# PROBLEM TO WORK ON:
From the first line to the last, restate the data word for word.

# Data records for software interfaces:
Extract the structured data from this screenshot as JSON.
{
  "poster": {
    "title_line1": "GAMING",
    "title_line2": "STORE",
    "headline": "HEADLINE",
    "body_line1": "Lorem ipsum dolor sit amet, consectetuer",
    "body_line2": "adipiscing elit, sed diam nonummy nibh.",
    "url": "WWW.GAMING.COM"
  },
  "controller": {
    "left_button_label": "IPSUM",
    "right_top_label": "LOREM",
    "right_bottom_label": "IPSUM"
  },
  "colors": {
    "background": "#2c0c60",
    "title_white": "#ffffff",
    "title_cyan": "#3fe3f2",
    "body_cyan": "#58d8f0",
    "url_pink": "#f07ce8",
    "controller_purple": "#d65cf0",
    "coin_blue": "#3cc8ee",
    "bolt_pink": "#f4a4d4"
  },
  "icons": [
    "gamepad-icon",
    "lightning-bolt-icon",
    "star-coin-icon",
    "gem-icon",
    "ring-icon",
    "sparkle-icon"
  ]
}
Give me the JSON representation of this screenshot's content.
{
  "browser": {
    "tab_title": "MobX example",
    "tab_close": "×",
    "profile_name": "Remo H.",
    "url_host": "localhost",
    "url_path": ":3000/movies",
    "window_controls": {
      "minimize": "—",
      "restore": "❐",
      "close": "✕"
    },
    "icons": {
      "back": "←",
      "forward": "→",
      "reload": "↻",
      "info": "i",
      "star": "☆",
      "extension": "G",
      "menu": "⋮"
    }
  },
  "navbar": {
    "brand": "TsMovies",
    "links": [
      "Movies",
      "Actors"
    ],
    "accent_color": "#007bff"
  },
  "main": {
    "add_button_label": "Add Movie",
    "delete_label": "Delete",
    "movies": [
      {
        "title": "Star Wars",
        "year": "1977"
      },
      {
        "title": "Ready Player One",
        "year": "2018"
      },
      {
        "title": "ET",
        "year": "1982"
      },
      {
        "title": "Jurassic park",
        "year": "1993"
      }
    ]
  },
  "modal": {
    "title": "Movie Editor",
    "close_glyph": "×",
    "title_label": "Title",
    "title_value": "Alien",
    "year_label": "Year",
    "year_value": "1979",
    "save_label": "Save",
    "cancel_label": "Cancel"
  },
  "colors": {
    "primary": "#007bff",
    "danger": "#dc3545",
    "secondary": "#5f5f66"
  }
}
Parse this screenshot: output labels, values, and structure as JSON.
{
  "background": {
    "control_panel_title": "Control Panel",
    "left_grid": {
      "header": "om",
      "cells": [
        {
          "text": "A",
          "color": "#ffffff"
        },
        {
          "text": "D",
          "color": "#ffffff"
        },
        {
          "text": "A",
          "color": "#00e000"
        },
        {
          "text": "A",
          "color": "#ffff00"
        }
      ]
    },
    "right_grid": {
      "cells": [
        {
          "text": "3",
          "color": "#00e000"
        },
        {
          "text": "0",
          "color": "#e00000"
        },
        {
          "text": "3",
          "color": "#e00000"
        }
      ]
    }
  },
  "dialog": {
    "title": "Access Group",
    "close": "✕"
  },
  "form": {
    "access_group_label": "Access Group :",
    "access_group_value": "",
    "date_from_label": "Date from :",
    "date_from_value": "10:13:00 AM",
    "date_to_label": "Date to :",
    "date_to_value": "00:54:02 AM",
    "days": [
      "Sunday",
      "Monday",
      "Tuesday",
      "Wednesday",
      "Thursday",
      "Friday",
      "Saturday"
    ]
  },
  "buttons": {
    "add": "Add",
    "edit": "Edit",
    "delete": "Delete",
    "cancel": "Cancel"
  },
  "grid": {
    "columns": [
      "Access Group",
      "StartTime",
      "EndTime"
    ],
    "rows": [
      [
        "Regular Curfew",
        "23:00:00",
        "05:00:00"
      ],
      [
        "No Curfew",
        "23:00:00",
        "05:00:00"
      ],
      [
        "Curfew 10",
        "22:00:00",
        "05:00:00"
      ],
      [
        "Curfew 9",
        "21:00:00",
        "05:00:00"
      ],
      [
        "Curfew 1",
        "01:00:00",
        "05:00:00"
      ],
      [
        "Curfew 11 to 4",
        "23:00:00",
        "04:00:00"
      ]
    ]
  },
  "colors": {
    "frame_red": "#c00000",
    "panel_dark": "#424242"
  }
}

# SOLUTION FOR THIS PROBLEM:
Extract the structured data from this screenshot as JSON.
{
  "poster": {
    "title_line1": "GAMING",
    "title_line2": "STORE",
    "headline": "HEADLINE",
    "body_line1": "Lorem ipsum dolor sit amet, consectetuer",
    "body_line2": "adipiscing elit, sed diam nonummy nibh.",
    "url": "WWW.GAMING.COM"
  },
  "controller": {
    "left_button_label": "IPSUM",
    "right_top_label": "LOREM",
    "right_bottom_label": "IPSUM"
  },
  "colors": {
    "background": "#2c0c60",
    "title_white": "#ffffff",
    "title_cyan": "#3fe3f2",
    "body_cyan": "#58d8f0",
    "url_pink": "#f07ce8",
    "controller_purple": "#d65cf0",
    "coin_blue": "#3cc8ee",
    "bolt_pink": "#f4a4d4"
  },
  "icons": [
    "gamepad-icon",
    "lightning-bolt-icon",
    "star-coin-icon",
    "gem-icon",
    "ring-icon",
    "sparkle-icon"
  ]
}
Give me the JSON representation of this screenshot's content.
{
  "browser": {
    "tab_title": "MobX example",
    "tab_close": "×",
    "profile_name": "Remo H.",
    "url_host": "localhost",
    "url_path": ":3000/movies",
    "window_controls": {
      "minimize": "—",
      "restore": "❐",
      "close": "✕"
    },
    "icons": {
      "back": "←",
      "forward": "→",
      "reload": "↻",
      "info": "i",
      "star": "☆",
      "extension": "G",
      "menu": "⋮"
    }
  },
  "navbar": {
    "brand": "TsMovies",
    "links": [
      "Movies",
      "Actors"
    ],
    "accent_color": "#007bff"
  },
  "main": {
    "add_button_label": "Add Movie",
    "delete_label": "Delete",
    "movies": [
      {
        "title": "Star Wars",
        "year": "1977"
      },
      {
        "title": "Ready Player One",
        "year": "2018"
      },
      {
        "title": "ET",
        "year": "1982"
      },
      {
        "title": "Jurassic park",
        "year": "1993"
      }
    ]
  },
  "modal": {
    "title": "Movie Editor",
    "close_glyph": "×",
    "title_label": "Title",
    "title_value": "Alien",
    "year_label": "Year",
    "year_value": "1979",
    "save_label": "Save",
    "cancel_label": "Cancel"
  },
  "colors": {
    "primary": "#007bff",
    "danger": "#dc3545",
    "secondary": "#5f5f66"
  }
}
Parse this screenshot: output labels, values, and structure as JSON.
{
  "background": {
    "control_panel_title": "Control Panel",
    "left_grid": {
      "header": "om",
      "cells": [
        {
          "text": "A",
          "color": "#ffffff"
        },
        {
          "text": "D",
          "color": "#ffffff"
        },
        {
          "text": "A",
          "color": "#00e000"
        },
        {
          "text": "A",
          "color": "#ffff00"
        }
      ]
    },
    "right_grid": {
      "cells": [
        {
          "text": "3",
          "color": "#00e000"
        },
        {
          "text": "0",
          "color": "#e00000"
        },
        {
          "text": "3",
          "color": "#e00000"
        }
      ]
    }
  },
  "dialog": {
    "title": "Access Group",
    "close": "✕"
  },
  "form": {
    "access_group_label": "Access Group :",
    "access_group_value": "",
    "date_from_label": "Date from :",
    "date_from_value": "10:13:00 AM",
    "date_to_label": "Date to :",
    "date_to_value": "00:54:02 AM",
    "days": [
      "Sunday",
      "Monday",
      "Tuesday",
      "Wednesday",
      "Thursday",
      "Friday",
      "Saturday"
    ]
  },
  "buttons": {
    "add": "Add",
    "edit": "Edit",
    "delete": "Delete",
    "cancel": "Cancel"
  },
  "grid": {
    "columns": [
      "Access Group",
      "StartTime",
      "EndTime"
    ],
    "rows": [
      [
        "Regular Curfew",
        "23:00:00",
        "05:00:00"
      ],
      [
        "No Curfew",
        "23:00:00",
        "05:00:00"
      ],
      [
        "Curfew 10",
        "22:00:00",
        "05:00:00"
      ],
      [
        "Curfew 9",
        "21:00:00",
        "05:00:00"
      ],
      [
        "Curfew 1",
        "01:00:00",
        "05:00:00"
      ],
      [
        "Curfew 11 to 4",
        "23:00:00",
        "04:00:00"
      ]
    ]
  },
  "colors": {
    "frame_red": "#c00000",
    "panel_dark": "#424242"
  }
}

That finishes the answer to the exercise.